By identity I mean a stable logical entity associated with a series of different values over time. Models need identity for the same reasons humans need identity - to represent the world. How could it work if identities like 'today' or 'America' had to represent a single constant value for all time? Note that by identities I don't mean names (I call my mother Mom, but you wouldn't).
So, for this discussion, an identity is an entity that has a state, which is its value at a point in time. And a value is something that doesn't change. 42 doesn't change. June 29th 2008 doesn't change. Points don't move, dates don't change, no matter what some bad class libraries may cause you to believe. Even aggregates are values. The set of my favorite foods doesn't change, i.e. if I prefer different foods in the future, that will be a different set.
In Clojure's model, value calculation is purely functional. Values never change. New values are functions of old, not mutations. But logical identity is well supported, via atomic references to values (Refs and Agents). Changes to references are controlled/coordinated by the system - i.e. cooperation is not optional and not manual. The world moves forward due to the cooperative efforts of its participants and the programming language/system, Clojure, is in charge of world consistency management. The value of a reference (state of an identity) is always observable without coordination, and freely shareable between threads.

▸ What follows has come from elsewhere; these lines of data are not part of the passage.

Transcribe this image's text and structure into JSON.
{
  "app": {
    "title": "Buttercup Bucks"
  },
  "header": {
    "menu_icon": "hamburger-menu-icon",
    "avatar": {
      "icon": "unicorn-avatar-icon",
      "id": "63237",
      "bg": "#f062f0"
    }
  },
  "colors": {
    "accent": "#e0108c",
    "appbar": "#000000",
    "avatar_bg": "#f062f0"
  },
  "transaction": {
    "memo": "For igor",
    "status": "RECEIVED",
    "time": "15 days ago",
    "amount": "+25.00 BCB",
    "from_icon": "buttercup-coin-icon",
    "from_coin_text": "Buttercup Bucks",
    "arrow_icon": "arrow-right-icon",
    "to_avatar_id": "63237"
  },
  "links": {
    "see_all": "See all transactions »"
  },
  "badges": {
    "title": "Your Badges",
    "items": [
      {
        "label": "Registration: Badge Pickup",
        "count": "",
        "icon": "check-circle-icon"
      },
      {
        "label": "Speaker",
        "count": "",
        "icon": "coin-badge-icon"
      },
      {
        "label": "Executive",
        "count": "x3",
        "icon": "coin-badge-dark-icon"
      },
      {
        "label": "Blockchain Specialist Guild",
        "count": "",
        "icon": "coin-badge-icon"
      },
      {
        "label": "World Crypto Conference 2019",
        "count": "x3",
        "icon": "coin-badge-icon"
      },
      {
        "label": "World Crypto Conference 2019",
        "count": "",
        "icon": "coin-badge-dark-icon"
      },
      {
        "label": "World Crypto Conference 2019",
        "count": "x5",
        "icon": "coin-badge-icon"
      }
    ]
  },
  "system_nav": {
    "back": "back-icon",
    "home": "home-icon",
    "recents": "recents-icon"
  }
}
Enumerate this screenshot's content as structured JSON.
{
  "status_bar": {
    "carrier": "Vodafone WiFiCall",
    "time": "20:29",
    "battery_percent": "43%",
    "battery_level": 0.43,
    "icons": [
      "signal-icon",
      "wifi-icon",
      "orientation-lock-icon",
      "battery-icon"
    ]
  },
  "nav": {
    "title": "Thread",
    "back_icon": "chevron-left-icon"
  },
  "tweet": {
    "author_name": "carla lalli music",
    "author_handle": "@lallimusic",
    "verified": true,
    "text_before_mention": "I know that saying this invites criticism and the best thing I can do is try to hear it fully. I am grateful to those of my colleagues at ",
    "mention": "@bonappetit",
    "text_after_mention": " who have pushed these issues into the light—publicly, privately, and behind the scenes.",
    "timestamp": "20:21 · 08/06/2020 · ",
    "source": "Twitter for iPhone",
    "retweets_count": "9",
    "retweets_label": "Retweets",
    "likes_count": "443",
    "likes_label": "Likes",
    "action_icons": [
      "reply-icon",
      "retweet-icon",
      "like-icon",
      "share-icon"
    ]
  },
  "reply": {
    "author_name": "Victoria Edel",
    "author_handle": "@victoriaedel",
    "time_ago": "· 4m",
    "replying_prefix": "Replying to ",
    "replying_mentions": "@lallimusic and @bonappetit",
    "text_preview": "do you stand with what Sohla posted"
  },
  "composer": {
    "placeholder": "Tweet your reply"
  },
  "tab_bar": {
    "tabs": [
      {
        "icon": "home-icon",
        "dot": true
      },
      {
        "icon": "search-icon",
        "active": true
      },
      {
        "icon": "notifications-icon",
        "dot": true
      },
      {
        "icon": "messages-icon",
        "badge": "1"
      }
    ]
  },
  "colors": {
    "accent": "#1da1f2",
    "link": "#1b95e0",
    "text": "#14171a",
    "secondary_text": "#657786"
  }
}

It is worth constructing programs this way even when there is only one participant (thread). Programs are easier to understand/test when functional value calculation is independent of identity/value association. And it's easy to add other participants when they are (inevitably) needed.
Sounds incredibly interesting!